(WFRV) – Growing strawberries is a risky business to get into because farmers have to invest a lot of money before seeing any return on that investment.
Russell J. Allen, the co-owner of Allens’ Allenville Sweet Corn said, “You have approximately $5,000 an acre invested and you have no return for a year and two months.”
The Allen’s have ten acres of strawberries planted for this season.
“So one of the problems with frost is if you have years that have been in the ground and are ready to produce and you lose that production you basically lose $5,000 an acre plus whatever extra monies you have in them,” said Allen.
Because farmers have to plant their strawberry crops 14 months before they are picked this ties up a lot of money in a risky crop that could die due to the changing climate.
“I’d probably lose a potential of maybe $100,000 gross income,” said Allen.

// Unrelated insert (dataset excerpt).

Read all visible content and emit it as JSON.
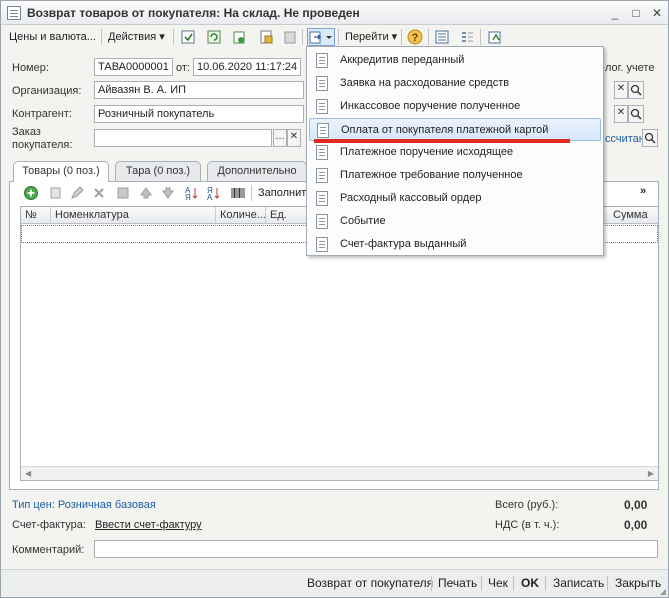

In Steven’s Point, berry farmers are proactively trying to save their crops with their irrigation systems.
Chet Skippy, of Chet’s Blueberry Farm, said, “What happens, it will completely cover them with ice and insulate them but you have to keep the irrigation going until all the ice is gone.”
Using ice to save crops from a late freeze seems backward but it has saved countless crops from ruin.
In Oshkosh, at the Allen’s farm, they are hoping the lakes surrounding their property will help to keep their strawberries alive without needing any intervention.
“I could burn bails. I’m not going to do it. I’m too old to fight that fight anymore,” Allen.